“Excessive use of the internet is an understudied phenomenon that may disguise mild or severe psychopathology; excessive use of the internet may be strongly linked to compulsive behavior and addiction; as the authors say, further study is needed in larger populations,” Jan Buitelaar, MD, PhD, a member of the European College of Neuropsychopharmacology child and adolescent disorders treatment scientific advisory panel, said in a press release.

To assess internet addiction and its effects in college students, researchers surveyed 254 first-year undergraduate students at McMaster University on internet usage, depression, anxiety, impulsiveness and executive functioning. Study participants had a mean age of 18.5 years.

Overall, 12.5% met criteria for internet addiction according to the Internet Addiction Test and 42% met criteria according to the Dimensions of Problematic Internet Use.

Participants had the most difficulty controlling their use of video streaming services (55.8%), social networking (47.9%) and instant messaging tools (28.5%).

Participants who screened positively for internet addiction had significantly higher levels of functional impairment (P < .001), depression and anxiety symptoms (P < .001), greater executive functioning impairments (P < .001), greater levels of attentional problems (P < .001) and ADHD symptoms (P < .001).

Students with internet addiction spent more leisure time online, compared with those who did not meet internet addiction criteria.
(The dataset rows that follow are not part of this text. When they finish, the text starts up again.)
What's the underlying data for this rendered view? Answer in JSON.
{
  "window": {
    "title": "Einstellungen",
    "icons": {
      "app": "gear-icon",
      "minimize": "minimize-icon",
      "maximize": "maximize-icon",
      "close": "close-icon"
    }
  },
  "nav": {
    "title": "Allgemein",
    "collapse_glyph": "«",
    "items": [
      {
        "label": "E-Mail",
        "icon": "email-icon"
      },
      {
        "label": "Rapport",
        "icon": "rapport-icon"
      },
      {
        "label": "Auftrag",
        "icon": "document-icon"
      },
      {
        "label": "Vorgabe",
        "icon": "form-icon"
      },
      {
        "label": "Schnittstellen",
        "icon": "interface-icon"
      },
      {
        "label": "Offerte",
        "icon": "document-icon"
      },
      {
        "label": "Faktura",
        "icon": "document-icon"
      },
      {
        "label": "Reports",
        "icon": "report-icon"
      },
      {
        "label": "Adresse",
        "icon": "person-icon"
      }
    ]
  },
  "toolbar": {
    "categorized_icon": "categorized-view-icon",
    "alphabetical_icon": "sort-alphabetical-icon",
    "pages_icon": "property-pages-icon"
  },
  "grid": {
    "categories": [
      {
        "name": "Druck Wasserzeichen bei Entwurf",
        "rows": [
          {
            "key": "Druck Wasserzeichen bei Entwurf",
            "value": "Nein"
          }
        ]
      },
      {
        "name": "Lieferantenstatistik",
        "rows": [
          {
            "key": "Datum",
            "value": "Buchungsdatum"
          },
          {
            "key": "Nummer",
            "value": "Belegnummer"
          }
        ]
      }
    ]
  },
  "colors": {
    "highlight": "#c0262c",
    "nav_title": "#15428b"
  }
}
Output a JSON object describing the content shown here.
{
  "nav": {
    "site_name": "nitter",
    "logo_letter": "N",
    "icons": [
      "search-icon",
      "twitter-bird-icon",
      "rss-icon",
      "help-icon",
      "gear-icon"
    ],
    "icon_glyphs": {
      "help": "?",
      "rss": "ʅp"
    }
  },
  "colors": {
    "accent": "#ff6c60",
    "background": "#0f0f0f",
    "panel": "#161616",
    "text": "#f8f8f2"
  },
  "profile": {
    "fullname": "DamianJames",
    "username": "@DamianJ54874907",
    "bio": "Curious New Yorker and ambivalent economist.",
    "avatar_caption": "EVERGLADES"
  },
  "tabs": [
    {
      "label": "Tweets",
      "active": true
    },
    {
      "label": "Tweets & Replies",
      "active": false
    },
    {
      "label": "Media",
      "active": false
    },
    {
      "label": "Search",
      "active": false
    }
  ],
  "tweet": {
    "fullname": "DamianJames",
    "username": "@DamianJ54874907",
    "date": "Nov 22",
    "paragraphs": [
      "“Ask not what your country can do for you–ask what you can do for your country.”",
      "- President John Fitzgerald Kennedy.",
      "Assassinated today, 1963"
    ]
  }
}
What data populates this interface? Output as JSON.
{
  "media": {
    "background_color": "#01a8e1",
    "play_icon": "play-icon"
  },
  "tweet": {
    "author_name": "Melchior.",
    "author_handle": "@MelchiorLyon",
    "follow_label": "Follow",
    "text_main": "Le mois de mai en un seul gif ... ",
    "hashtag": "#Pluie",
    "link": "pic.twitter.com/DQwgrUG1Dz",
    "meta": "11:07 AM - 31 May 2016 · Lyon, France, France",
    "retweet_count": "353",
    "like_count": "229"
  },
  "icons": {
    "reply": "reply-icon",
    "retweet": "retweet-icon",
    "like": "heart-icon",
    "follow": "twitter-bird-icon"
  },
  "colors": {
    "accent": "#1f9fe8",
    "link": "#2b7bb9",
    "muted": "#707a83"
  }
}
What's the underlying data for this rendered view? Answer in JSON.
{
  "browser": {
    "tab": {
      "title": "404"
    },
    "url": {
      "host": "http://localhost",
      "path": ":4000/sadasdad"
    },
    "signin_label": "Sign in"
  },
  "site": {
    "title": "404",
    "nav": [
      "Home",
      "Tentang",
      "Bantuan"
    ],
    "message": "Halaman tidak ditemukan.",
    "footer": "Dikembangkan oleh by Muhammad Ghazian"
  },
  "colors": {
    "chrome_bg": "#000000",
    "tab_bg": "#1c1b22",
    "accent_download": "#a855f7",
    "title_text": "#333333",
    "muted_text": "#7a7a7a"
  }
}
Analysis of different dimensions of internet use indicated those with internet addiction were more likely to have difficulty controlling their use of instant messaging tools, compared with those without internet addiction (P = .01).

“We found that those screening positive on the [Internet Addiction Test] as well as on our scale, had significantly more trouble dealing with their day to day activities, including life at home, at work/school and in social settings. Individuals with internet addiction also had significantly higher amounts of depression and anxiety symptoms, problems with planning and time management, greater levels of attentional impulsivity as well as ADHD symptoms. This leads us to a couple of questions: firstly, are we grossly underestimating the prevalence of internet addiction and secondly, are these other mental health issues a cause or consequence of this excessive reliance on the internet?,” study researcher Michael Van Ameringen, MD, FRCPC, of McMaster University, Hamilton, Ontario, said in a press release. “This may have practical medical implications. If you are trying to treat someone for an addiction when in fact they are anxious or depressed, then you may be going down the wrong route. We need to understand this more, so we need a bigger sample, drawn from a wider, more varied population.” – by Amanda Oldt


Van Ameringen M, et al. Internet addiction or psychopathology in disguise? Results from a survey of college-aged internet users. Presented at: European College of Neuropsychopharmacology Congress; September 17-20, 2016; Vienna.

Disclosure: The researchers report no relevant financial disclosures.